Monday, August 28, 2006

Auto Insurance Lessons from New Jersey

On Thursday, there was a big article in the New York Times detailing how New Jersey drivers are saving a lot of money under the auto insurance reforms enacted in 2003 under then Governor James McGreevey (yes, that Governor). I was out of state all week and did not get a chance to blog about this, but it looks like no one else caught the article aside from Jon Keller, who asked "Why Can't We Be Like New Jersey?", quite possibly the first time those words have ever been put together in that order.
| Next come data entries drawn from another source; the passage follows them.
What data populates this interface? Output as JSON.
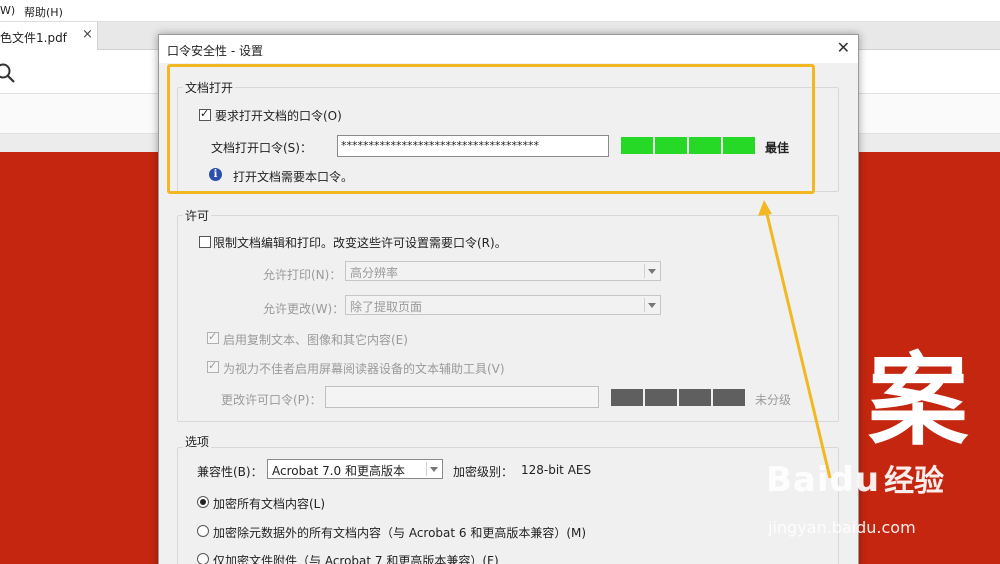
{
  "app": {
    "menu": [
      "W)",
      "帮助(H)"
    ],
    "tab_name": "色文件1.pdf",
    "tab_close": "×"
  },
  "document": {
    "big_text": "案",
    "corner_text": "‘"
  },
  "dialog": {
    "title": "口令安全性 - 设置",
    "close": "✕",
    "doc_open": {
      "group_label": "文档打开",
      "require_checkbox_label": "要求打开文档的口令(O)",
      "require_checked": true,
      "password_label": "文档打开口令(S)：",
      "password_value": "************************************",
      "strength_segments_filled": 4,
      "strength_segments_total": 4,
      "strength_text": "最佳",
      "strength_color": "#27d927",
      "info_text": "打开文档需要本口令。"
    },
    "permissions": {
      "group_label": "许可",
      "restrict_label": "限制文档编辑和打印。改变这些许可设置需要口令(R)。",
      "restrict_checked": false,
      "print_label": "允许打印(N)：",
      "print_value": "高分辨率",
      "change_label": "允许更改(W)：",
      "change_value": "除了提取页面",
      "copy_label": "启用复制文本、图像和其它内容(E)",
      "copy_checked": true,
      "screen_reader_label": "为视力不佳者启用屏幕阅读器设备的文本辅助工具(V)",
      "screen_reader_checked": true,
      "perm_password_label": "更改许可口令(P)：",
      "perm_password_value": "",
      "perm_strength_text": "未分级",
      "perm_strength_color": "#5f5f5f",
      "perm_strength_segments_filled": 0,
      "perm_strength_segments_total": 4
    },
    "options": {
      "group_label": "选项",
      "compat_label": "兼容性(B)：",
      "compat_value": "Acrobat 7.0 和更高版本",
      "encryption_label": "加密级别：",
      "encryption_value": "128-bit AES",
      "radio_all": "加密所有文档内容(L)",
      "radio_all_checked": true,
      "radio_except_meta": "加密除元数据外的所有文档内容（与 Acrobat 6 和更高版本兼容）(M)",
      "radio_attach": "仅加密文件附件（与 Acrobat 7 和更高版本兼容）(F)"
    }
  },
  "annotation": {
    "highlight_color": "#f2b824"
  },
  "watermark": {
    "logo": "Baidu",
    "cn": "经验",
    "url": "jingyan.baidu.com"
  }
}
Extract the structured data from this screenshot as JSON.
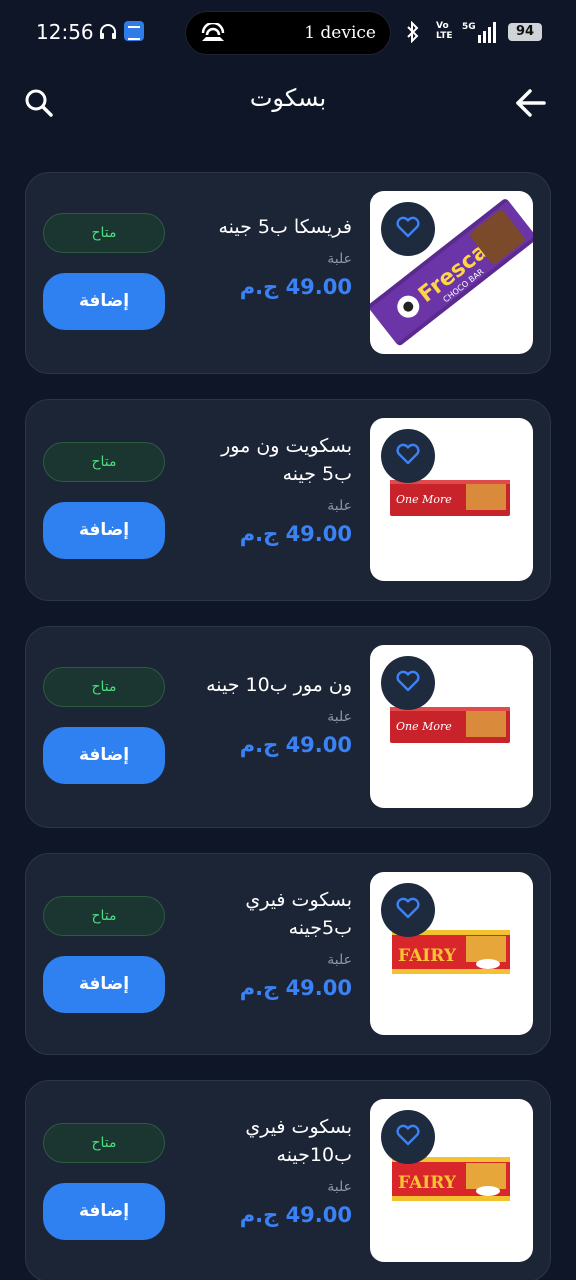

The article is particularly relevant here in Massachusetts because since New Jersey enacted its reforms to the auto insurance industry, we are now the most heavily regulated state in the union. Opponents of insurance reform had previously used the example of New Jersey as a cautionary tale, saying that NJ drivers now had to pay more under their new system. The Times, however, says otherwise. From the article (emphasis added):

Insurance regulators say more than 75 percent of New Jersey's drivers are now paying less for auto insurance and that further reductions are expected.

Auto insurance prices have been declining around the country, as fewer accidents have been reported and big inroads have been made against fraudulent auto insurance claims. But nowhere are prices falling as sharply as in New Jersey. And insurance experts say that the easing of regulation in New Jersey has been by far the most important factor.

Some of New Jersey's worst drivers are paying more than before and some drivers have experienced little, if any, change in their premium costs. But agents around the state say costs have fallen for most of their customers and many are paying as much as 30 percent to 40 percent less.

Even some drivers with poor records are saving money. Over all, state regulators say, drivers have saved more than $500 million since the regulatory controls were relaxed.
Of course, what the article unhelpfully fails to point out is exactly what sort of reforms New Jersey enacted to get to this point. Yes, they loosened restrictions, but that could mean anything. Finding this information turned out to be more difficult than I expected, but you can find some information here and here.

One important thing they did was to try to reduce the number of uninsured drivers by having the state offer low-cost plans -- the most basic of which costs 'a dollar a day' -- under their assigned risk program. This has kept costs down for drivers that the insurance companies might be wary of covering. Eligibility for these low-cost programs is the same as for Medicaid.

In addition, the state is cracking down on fraud to cut costs for insurers. Here in Massachusetts, we've started to do this and some places, notably Lawrence, have had a lot of success in exposing insurance fraud. The New Jersey laws force fraudsters into the more expensive high-risk pool when exposed, revokes medical licenses for providers who commit fraud, and offers rewards of up to $25,000 for reporting fraud.

The New Jersey law also provides for some consumer protections. Under the law, insurance agents are apparently required to give drivers at least three coverage scenarios with different prices, with the intent of increasing the choices available to consumers. Carriers are also required to notify policyholders when they ask for a rate increase, and they are not allowed to cancel coverage for a customer whose bill is mailed on time but received by the company a few days late.

Here in Massachusetts, I had originally dismissed the group pushing for auto insurance reform in Massachusetts because they were fronted not by consumer advocates, but by large insurance companies looking to get into the Massachusetts market. I also did not appreciate their misleading ads, which seemed to imply that bad drivers are paying less than good drivers in Massachusetts (this is not the case). Then, of course, came the group opposing these reforms, which was headed up by the state's current insurers -- most notably Commerce Insurance -- who obviously do not relish the thought of large insurance companies coming into the commonwealth and forcing more competition. Interestingly enough, this group's "Auto Insurance Truth" website still has the message "Don't make the same mistake that New Jersey did" in its header. Of course, they don't tell you that this mistake saved New Jersey drivers more than 500 million dollars.

I will admit that we still don't know what the long-term effects of New Jersey's insurance reform will be. It's not impossible that their prices will rise as sharply as they've declined at some point. Still, the early returns look very promising, and perhaps we can take advantage of their experience and start taking measures that will save drivers some money here in Massachusetts.